Have you ever wondered why Jewish boys were prohibited from reading the Song of Songs until age 13? I distinctly remember the first time I heard this as a young adolescent. Guess what I went home to read that evening? I also recall my disappointment…”is that all there is to it?” Now, of course, I realize that a lot went over my head (isn’t God masterful?).
Rabbi Akiva said,
The entire world, all of it, is not equal in worth to the day on which the Song of Songs was given to Israel. Why? Because all other books in the Writings are holy, whereas the Song of Songs is holy of holies. (Sefer Ha-Aggadah, Section 136 – Song)
So while I have a more mature appreciation of Shir HaShirim these days, one phrase has continued to puzzle me–until today.
Your two breasts are like two fawns, twins of a gazelle, that graze among the lilies. Song of Solomon 4:5 (ESV)
And then I ran into this fascinating insight on the Blue Cord biblioblog:
…He (Marvin Pope) notes that in Akkadian, anpu means “nose,” just as its cognate ap does in Hebrew.
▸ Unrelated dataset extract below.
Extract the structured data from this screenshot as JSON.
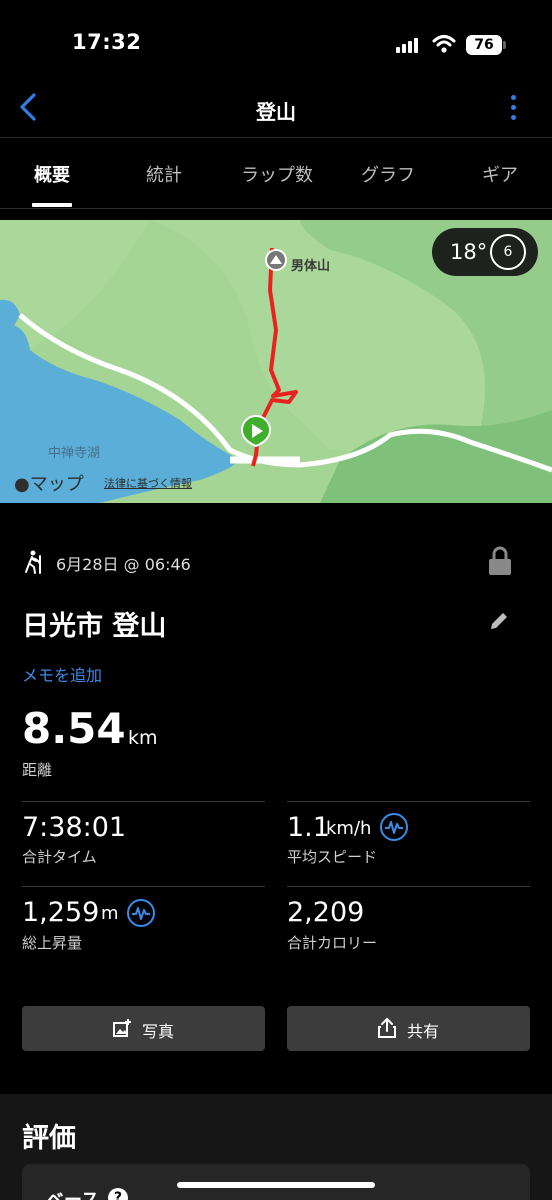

But in Akkadian, it also means “nipple.” Hebrew probably also had this meaning, but it is not preserved. So, just as the face of the gazelle slopes down to the nose, so does the breast slope down to the nipple. It is not only a wonderful image but a great play on words as well.
So there you go, you’ve always wondered and now you know. I have a totally new appreciation for gazelles.